To sum up: Plotly.py 4.10 is out and if you’re excited about any of the above features, head on over to our Getting Started documentation page for full installation instructions, and don’t forget to upgrade your JupyterLab extensions if that is your environment of choice!

:reminder_ribbon: In Case You Missed It: Previous 4.x Announcements

  • Plotly.py 4.9:
    • Kaleido for static image export
    • Hexbin Tile Maps
    • Timelines
  • Plotly.py 4.8:
    • Plotly Express Support for Wide- and Mixed-Form Data
    • a Pandas backend
  • Plotly.py 4.7:
    • Major performance improvments
    • Shape-drawing
  • Plotly.py 4.6:
    • unified hover labels
    • excluding weekends from time-series axes
    • imshow labelling and xarray support
  • Plotly.py 4.5:
    • legend titles
    • GeoJSON choropleth improvements
    • a new sunburst/treemap path API
    • uniformtext
  • Plotly.py 4.4:
    • new Plotly Express functions for pie charts, sunbursts, treemaps, funnels maps,
  • Plotly.py 4.3:
    • px.imshow for heatmaps and full-color images
    • facet wrapping in Plotly Express,
  • Plotly.py 4.2:
    • Treemaps
    • Plotly Express input enhancements to work without data frames
    • texttemplate everywhere
  • Plotly.py 4.1:
    • Mapbox maps without Mapbox tokens
    • Choropleth and Density mapbox maps
    • Indicators (big numbers, gauges, bullet charts)
  • Plotly.py 4.0 :
    • offline-only
    • plotly.express-first
    • displayable anywhere
3 Likes

Hi Nicolas,

FYI your ‘changelog’ link is broken. It should be https://github.com/plotly/plotly.py/releases/tag/v4.10.0 and not https://github.com/plotly/plotly.py/releases/tag/v4.10

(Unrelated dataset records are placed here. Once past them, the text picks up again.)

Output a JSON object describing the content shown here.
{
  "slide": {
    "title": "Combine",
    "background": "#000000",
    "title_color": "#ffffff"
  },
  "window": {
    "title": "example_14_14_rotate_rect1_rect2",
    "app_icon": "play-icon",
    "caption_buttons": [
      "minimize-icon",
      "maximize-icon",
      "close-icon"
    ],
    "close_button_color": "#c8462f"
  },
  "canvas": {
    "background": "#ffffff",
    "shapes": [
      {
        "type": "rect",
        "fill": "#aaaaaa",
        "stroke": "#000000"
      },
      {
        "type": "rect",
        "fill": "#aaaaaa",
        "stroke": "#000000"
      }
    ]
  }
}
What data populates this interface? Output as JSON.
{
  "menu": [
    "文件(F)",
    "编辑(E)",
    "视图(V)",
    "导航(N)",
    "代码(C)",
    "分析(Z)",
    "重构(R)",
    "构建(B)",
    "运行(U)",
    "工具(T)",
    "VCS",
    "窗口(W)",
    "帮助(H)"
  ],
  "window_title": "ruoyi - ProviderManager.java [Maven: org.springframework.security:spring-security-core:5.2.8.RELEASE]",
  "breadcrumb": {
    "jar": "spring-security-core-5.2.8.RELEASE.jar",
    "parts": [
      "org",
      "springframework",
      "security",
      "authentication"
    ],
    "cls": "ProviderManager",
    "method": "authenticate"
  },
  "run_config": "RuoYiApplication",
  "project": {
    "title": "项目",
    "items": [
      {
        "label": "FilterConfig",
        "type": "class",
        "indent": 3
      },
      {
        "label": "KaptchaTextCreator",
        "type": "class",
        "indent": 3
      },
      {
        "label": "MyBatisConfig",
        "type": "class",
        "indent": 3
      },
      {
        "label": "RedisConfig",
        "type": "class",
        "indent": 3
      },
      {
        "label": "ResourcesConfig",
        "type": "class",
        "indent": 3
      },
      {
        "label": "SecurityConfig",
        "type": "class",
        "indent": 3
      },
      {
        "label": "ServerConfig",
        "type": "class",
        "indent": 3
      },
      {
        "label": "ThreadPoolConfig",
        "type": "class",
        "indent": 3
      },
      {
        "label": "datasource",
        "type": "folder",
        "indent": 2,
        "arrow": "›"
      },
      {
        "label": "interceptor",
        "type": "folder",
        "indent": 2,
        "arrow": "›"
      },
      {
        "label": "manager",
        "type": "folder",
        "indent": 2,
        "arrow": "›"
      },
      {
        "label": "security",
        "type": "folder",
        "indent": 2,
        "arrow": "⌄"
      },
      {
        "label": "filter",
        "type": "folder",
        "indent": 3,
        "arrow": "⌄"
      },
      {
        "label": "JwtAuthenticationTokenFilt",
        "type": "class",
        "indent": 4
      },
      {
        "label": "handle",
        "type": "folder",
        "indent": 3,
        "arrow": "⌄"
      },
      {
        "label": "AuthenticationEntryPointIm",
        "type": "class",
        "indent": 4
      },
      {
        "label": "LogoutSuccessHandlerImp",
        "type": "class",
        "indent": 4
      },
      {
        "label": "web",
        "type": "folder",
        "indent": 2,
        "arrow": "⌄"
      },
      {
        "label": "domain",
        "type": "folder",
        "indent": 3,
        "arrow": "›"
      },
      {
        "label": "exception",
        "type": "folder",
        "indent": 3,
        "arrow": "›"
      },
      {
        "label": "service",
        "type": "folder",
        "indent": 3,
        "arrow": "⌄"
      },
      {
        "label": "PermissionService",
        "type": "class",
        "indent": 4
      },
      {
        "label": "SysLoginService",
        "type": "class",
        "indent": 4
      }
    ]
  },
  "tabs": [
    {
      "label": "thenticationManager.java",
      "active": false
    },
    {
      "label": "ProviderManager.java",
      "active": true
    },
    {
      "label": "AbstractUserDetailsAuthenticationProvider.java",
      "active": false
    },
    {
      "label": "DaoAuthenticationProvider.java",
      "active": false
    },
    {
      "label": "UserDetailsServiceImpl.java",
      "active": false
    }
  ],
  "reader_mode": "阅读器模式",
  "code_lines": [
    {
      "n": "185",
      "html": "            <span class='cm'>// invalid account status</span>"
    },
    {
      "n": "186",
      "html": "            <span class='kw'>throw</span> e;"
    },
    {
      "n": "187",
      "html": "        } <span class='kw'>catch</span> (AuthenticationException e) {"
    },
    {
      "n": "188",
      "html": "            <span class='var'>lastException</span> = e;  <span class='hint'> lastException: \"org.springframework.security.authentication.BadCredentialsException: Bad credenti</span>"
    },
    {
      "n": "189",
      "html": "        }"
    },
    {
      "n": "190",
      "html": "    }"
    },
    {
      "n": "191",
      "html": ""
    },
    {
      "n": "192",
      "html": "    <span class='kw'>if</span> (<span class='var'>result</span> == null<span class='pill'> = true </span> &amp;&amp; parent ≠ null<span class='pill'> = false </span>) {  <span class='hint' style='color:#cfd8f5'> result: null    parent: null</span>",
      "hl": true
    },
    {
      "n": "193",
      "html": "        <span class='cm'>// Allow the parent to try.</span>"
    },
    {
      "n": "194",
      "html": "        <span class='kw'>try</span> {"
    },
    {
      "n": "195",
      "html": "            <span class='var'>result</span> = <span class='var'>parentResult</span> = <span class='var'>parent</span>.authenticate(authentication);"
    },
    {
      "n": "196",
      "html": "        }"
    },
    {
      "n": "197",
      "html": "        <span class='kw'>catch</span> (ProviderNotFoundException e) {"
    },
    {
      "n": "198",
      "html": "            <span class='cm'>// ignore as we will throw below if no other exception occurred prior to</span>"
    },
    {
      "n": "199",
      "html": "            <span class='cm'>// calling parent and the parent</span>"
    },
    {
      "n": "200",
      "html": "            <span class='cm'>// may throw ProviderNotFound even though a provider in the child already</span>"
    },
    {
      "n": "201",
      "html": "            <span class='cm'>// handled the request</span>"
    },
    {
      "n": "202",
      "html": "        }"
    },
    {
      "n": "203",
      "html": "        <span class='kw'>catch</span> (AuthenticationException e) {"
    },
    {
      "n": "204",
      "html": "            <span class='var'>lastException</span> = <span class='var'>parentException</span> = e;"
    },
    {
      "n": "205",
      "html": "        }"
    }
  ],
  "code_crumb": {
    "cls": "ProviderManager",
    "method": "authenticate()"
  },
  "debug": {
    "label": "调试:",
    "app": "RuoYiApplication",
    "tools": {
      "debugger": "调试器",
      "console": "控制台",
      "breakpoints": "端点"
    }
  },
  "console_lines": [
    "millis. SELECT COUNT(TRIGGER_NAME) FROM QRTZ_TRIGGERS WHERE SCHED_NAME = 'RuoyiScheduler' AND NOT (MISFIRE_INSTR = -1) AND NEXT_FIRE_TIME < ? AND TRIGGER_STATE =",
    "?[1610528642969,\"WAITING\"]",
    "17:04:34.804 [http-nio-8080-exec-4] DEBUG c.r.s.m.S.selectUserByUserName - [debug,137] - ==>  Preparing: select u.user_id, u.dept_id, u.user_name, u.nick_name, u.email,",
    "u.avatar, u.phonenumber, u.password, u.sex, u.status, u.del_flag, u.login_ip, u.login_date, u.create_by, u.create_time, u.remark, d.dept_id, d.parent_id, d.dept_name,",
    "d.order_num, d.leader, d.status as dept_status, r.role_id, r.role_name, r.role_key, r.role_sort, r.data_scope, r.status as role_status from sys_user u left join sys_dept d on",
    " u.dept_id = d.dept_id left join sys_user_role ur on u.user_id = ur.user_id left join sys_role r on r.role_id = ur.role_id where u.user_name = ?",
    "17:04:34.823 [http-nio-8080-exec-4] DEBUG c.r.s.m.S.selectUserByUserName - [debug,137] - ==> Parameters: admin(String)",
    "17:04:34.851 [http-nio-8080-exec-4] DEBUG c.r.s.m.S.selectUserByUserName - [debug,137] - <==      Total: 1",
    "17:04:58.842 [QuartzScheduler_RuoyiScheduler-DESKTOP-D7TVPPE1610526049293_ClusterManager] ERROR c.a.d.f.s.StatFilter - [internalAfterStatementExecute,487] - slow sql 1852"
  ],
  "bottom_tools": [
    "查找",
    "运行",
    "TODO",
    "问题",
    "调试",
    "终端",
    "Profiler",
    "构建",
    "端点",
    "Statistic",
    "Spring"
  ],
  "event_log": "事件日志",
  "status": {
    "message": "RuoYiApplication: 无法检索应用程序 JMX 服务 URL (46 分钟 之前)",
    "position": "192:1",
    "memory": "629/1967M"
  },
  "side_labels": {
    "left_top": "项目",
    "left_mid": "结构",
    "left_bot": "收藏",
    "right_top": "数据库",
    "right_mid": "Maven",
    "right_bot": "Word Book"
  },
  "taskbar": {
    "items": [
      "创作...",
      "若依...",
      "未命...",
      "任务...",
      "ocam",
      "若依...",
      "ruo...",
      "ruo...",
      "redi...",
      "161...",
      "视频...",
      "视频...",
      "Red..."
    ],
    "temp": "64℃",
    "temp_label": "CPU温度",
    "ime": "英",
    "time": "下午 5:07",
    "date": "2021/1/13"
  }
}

Best wishes,
Sean

Thanks for the heads up on the typo! I’ve corrected it with the correct link.

1 Like